Good

Friday, September 4, 2009

G.I. Joe: Origins #6

I don't think my lack of excitement about this issue stems from the sillly straw-man argument about liberals that Chuck Dixon uses. Dixon has an old friend of Scarlett's show up and espouse the virtues of keeping Middle Eastern folks primitive, and the character talks about how the simpler life is better for them. Scarlett argues that the decision should be their choice. The liberal doofus turns out to be a traitor (he betrays Scarlett to his allies), a hypocrite (those allies are mercs out to destroy a pipeline), and a coward (he again betrays Scarlett when she is able to escape captivity). The guy was just such a lousy character that I thought he weakened the entire story. I enjoyed seeing Scarlett leading around one of the cooler mission teams (Stalker, Recondo, and Leatherneck) and the Joes did get to kick some butt. The timeline seems to have jumped considerably from the first 5 issues though, since the team is well-formed here. This actually could have been a random issue of the Joe ongoing book. I think Hama will be back at some point and I'm looking forward to his return. Dixon is a solid Joe writer, but Hama brings a special something that is hard to match.

Augustin Padilla is a new name to me, but his work is fine. I love how IDW gives these types of artists a shot. They are not spectacular or ground-breaking, but they are solid storytellers who get the job done.

Average

Avengers: The Initiative #27

Christos Gage is fantastic at delving into the obscure history of the Marvel U. This issue focuses on Johnny Guitar, a forgotten villain from Dazzler back in the 80s. Johnny is a very sympathetic character here; it is easy to identify with the guy's reasoning on how he fell down the path of becoming a super criminal. I particularly enjoyed that Johnny and Dr. Sax viewed the Trapster as a top-level criminal. That a low-rent whipping boy like Trapster could have guys looking up to him was great. Johnny's story has the predictable ending, but I loved how he removed his partner from the danger of being on the new Shadow Initiative. The Shadow Initiative is now a neat mix of low powered fodder like Johnny and the Ringer and a few competent but low-powered heroes like Bengal and Bat Boy.

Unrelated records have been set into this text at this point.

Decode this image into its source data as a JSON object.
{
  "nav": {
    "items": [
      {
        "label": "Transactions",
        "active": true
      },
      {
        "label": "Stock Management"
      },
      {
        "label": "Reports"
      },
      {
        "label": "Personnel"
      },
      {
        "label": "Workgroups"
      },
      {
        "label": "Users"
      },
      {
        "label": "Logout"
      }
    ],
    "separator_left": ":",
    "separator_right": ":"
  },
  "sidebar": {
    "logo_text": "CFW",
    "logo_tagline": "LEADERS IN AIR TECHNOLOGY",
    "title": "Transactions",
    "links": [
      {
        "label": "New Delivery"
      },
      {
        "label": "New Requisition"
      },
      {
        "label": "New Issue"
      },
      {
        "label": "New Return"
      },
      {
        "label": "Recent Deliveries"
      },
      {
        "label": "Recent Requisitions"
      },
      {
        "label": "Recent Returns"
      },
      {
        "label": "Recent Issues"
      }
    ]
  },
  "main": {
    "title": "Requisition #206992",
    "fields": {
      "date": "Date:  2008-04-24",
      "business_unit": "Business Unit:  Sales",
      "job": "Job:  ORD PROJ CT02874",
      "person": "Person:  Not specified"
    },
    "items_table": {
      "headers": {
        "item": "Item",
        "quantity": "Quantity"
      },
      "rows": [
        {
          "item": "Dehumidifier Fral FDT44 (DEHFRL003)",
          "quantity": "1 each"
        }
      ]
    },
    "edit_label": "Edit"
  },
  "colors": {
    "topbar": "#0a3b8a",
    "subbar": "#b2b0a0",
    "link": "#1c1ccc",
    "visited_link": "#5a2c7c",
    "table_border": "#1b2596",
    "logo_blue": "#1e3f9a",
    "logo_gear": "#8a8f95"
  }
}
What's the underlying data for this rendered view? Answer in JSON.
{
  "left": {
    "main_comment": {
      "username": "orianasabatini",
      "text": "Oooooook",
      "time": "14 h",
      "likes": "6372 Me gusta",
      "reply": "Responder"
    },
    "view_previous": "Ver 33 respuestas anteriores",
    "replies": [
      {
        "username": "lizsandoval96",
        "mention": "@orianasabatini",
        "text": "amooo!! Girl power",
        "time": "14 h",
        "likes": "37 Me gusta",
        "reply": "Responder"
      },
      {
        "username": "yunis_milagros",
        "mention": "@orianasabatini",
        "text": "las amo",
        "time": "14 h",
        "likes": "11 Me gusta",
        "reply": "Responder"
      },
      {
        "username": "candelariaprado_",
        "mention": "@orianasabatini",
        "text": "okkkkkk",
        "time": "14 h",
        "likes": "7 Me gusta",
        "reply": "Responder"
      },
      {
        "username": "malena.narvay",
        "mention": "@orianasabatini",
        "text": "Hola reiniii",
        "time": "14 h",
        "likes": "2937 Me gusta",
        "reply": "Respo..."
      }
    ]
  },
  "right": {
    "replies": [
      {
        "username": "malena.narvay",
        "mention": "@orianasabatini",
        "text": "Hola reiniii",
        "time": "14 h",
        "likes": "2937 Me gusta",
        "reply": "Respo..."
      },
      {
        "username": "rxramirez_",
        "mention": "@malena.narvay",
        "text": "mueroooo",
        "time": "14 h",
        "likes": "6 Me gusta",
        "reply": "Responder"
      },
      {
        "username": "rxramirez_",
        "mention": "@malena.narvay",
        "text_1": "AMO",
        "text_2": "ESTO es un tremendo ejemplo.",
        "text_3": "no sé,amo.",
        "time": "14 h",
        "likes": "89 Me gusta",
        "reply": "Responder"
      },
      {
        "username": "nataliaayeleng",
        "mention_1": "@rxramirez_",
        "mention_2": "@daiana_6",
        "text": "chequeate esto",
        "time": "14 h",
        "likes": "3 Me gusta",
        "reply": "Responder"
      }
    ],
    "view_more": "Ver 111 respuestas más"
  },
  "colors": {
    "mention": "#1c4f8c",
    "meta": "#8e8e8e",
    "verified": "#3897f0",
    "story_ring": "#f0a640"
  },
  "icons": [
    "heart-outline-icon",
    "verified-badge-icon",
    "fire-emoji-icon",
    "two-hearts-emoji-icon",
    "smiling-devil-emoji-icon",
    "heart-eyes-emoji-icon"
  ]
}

I actually broke down and bought the Tigra cover for this issue. I didn't have any of the 70th Anniversary covers, but I wanted to have at least one. It came down to this or Hank Pym and I decided Tigra looked cooler. Her subplot in this title is going to be a lot of fun, especially since it doesn't seem Gage is going to have her killing anyone. She'll hand out well-justified beat-downs instead.

Rafa Sandoval's art is nice and detailed. He handles the multitude of heroes and villains very nicely. His faces can still be a bit lumpy, but he's getting better each issue.

Good

Thursday, September 3, 2009

Invincible Iron Man #17

I think this book would read better in trade. Matt Fraction is weaving a fascinating tale documenting the fall of Tony Stark, but not a lot happens each issue. In fact, whole issues pass (like this one) with no real conflict. This is more an espionage book than a super-hero comic at this point, so I'm not sure I'm reading it the right way.

I guess Madame Masque defeated Pepper Potts in her Rescue armor last issue, because she turns over the armor to Norman Osborn, who adds it to his Iron Patriot armory. Of course, I suspect that Pepper Potts is actually dressed like Masque, and Masque is unconscious in the Rescue armor. Fraction has Tony right a nice little email filled with typos and mistakes where he expresses his concern for Maria Hill. Tony totally gives up the email code developed earlier in the story arc, and he signs his email with an uncharacteristic "Love, Tony." Stark is almost totally gone, folks. I'm betting we'll get some new armor after this story though, so I'm looking forward to that.

Salvador LaRocca does a great job with the talking heads, but I'd love to see him drawing more action. Even when HAMMER shows up to arrest Black Widow and Mariah Hill, there is very little conflict. There's a nice shot of Bucky Cap watching them get caught, so maybe this is a plan, but there is just about no fighting. Maybe we'll get more when Bucky Cap gets more involved next issue.

Fair